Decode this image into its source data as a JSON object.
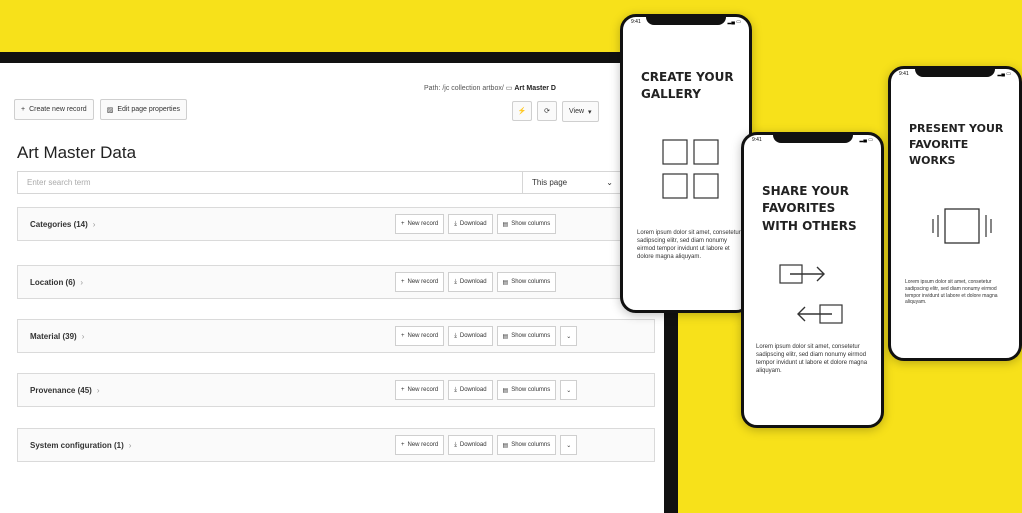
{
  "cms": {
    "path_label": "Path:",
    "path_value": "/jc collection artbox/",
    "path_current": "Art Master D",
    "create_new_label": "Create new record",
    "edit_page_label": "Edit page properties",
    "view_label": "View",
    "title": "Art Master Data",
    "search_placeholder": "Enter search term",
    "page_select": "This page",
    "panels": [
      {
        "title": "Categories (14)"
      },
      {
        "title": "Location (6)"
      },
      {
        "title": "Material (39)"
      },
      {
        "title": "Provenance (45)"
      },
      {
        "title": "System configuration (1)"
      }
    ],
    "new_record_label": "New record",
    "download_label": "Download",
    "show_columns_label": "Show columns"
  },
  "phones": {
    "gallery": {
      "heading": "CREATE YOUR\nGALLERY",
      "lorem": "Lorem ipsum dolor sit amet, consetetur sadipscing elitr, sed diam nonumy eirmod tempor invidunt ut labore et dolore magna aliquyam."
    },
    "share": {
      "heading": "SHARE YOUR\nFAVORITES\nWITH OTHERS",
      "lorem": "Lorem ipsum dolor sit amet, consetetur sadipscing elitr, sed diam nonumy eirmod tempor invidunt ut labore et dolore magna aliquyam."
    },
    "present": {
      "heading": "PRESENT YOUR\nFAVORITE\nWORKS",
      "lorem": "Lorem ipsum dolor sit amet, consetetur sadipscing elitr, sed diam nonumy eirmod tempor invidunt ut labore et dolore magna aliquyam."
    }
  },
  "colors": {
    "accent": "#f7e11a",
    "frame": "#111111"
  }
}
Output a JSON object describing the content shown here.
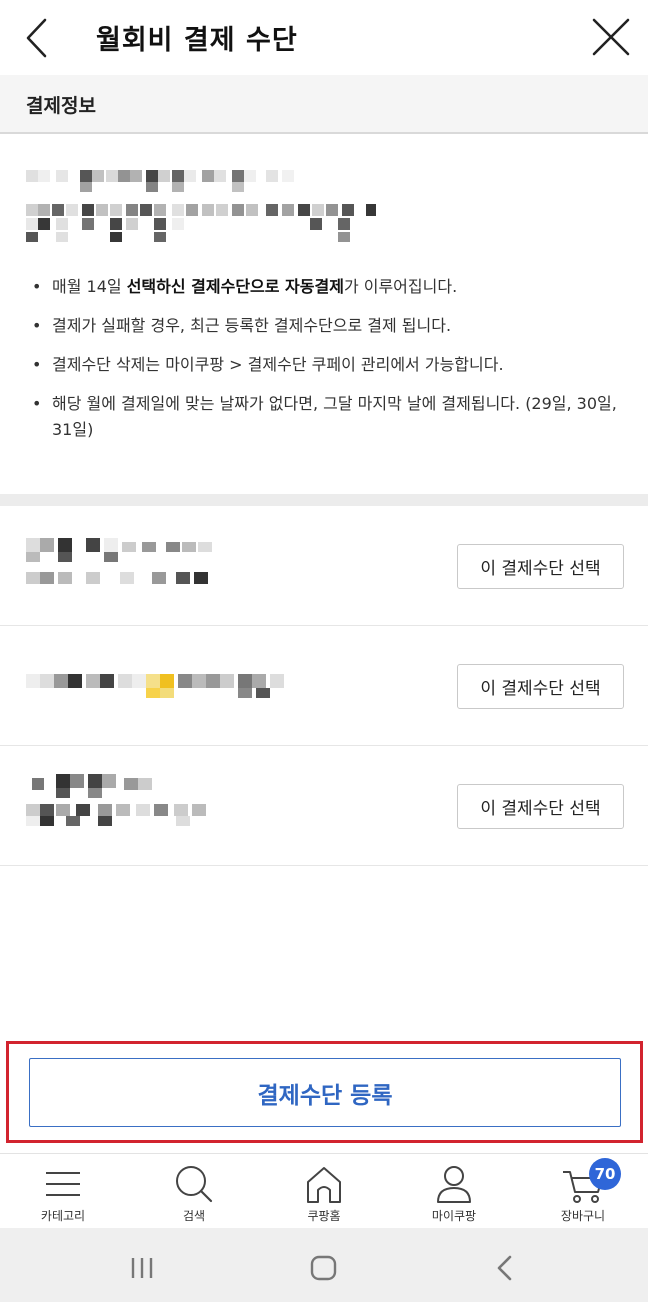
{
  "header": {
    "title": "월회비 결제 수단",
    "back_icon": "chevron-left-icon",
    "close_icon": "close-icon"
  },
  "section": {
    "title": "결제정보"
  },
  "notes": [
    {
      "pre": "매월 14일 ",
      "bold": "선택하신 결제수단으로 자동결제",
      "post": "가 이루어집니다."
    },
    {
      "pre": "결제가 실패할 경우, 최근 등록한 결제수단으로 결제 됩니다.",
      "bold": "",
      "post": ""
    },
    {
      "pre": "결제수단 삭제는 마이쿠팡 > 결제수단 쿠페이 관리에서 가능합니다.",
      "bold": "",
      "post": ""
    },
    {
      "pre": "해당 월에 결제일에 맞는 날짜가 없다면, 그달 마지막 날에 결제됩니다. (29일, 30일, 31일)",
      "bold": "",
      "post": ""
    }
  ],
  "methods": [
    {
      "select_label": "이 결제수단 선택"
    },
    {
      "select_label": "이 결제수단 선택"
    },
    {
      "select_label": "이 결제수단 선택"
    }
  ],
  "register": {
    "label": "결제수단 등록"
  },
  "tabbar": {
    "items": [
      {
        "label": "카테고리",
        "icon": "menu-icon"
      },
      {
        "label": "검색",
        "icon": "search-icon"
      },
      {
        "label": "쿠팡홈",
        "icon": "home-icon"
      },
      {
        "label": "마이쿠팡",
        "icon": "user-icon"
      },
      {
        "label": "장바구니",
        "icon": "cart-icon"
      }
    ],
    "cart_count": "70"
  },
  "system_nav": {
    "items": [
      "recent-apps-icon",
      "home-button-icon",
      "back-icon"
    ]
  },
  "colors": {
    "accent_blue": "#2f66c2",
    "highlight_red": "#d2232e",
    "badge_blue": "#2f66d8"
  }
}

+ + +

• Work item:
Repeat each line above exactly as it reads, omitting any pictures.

• Answer below:
Decode this image into its source data as a JSON object.
{
  "cms": {
    "path_label": "Path:",
    "path_value": "/jc collection artbox/",
    "path_current": "Art Master D",
    "create_new_label": "Create new record",
    "edit_page_label": "Edit page properties",
    "view_label": "View",
    "title": "Art Master Data",
    "search_placeholder": "Enter search term",
    "page_select": "This page",
    "panels": [
      {
        "title": "Categories (14)"
      },
      {
        "title": "Location (6)"
      },
      {
        "title": "Material (39)"
      },
      {
        "title": "Provenance (45)"
      },
      {
        "title": "System configuration (1)"
      }
    ],
    "new_record_label": "New record",
    "download_label": "Download",
    "show_columns_label": "Show columns"
  },
  "phones": {
    "gallery": {
      "heading": "CREATE YOUR\nGALLERY",
      "lorem": "Lorem ipsum dolor sit amet, consetetur sadipscing elitr, sed diam nonumy eirmod tempor invidunt ut labore et dolore magna aliquyam."
    },
    "share": {
      "heading": "SHARE YOUR\nFAVORITES\nWITH OTHERS",
      "lorem": "Lorem ipsum dolor sit amet, consetetur sadipscing elitr, sed diam nonumy eirmod tempor invidunt ut labore et dolore magna aliquyam."
    },
    "present": {
      "heading": "PRESENT YOUR\nFAVORITE\nWORKS",
      "lorem": "Lorem ipsum dolor sit amet, consetetur sadipscing elitr, sed diam nonumy eirmod tempor invidunt ut labore et dolore magna aliquyam."
    }
  },
  "colors": {
    "accent": "#f7e11a",
    "frame": "#111111"
  }
}
Output a JSON object describing the content shown here.
{
  "header": {
    "title": "월회비 결제 수단",
    "back_icon": "chevron-left-icon",
    "close_icon": "close-icon"
  },
  "section": {
    "title": "결제정보"
  },
  "notes": [
    {
      "pre": "매월 14일 ",
      "bold": "선택하신 결제수단으로 자동결제",
      "post": "가 이루어집니다."
    },
    {
      "pre": "결제가 실패할 경우, 최근 등록한 결제수단으로 결제 됩니다.",
      "bold": "",
      "post": ""
    },
    {
      "pre": "결제수단 삭제는 마이쿠팡 > 결제수단 쿠페이 관리에서 가능합니다.",
      "bold": "",
      "post": ""
    },
    {
      "pre": "해당 월에 결제일에 맞는 날짜가 없다면, 그달 마지막 날에 결제됩니다. (29일, 30일, 31일)",
      "bold": "",
      "post": ""
    }
  ],
  "methods": [
    {
      "select_label": "이 결제수단 선택"
    },
    {
      "select_label": "이 결제수단 선택"
    },
    {
      "select_label": "이 결제수단 선택"
    }
  ],
  "register": {
    "label": "결제수단 등록"
  },
  "tabbar": {
    "items": [
      {
        "label": "카테고리",
        "icon": "menu-icon"
      },
      {
        "label": "검색",
        "icon": "search-icon"
      },
      {
        "label": "쿠팡홈",
        "icon": "home-icon"
      },
      {
        "label": "마이쿠팡",
        "icon": "user-icon"
      },
      {
        "label": "장바구니",
        "icon": "cart-icon"
      }
    ],
    "cart_count": "70"
  },
  "system_nav": {
    "items": [
      "recent-apps-icon",
      "home-button-icon",
      "back-icon"
    ]
  },
  "colors": {
    "accent_blue": "#2f66c2",
    "highlight_red": "#d2232e",
    "badge_blue": "#2f66d8"
  }
}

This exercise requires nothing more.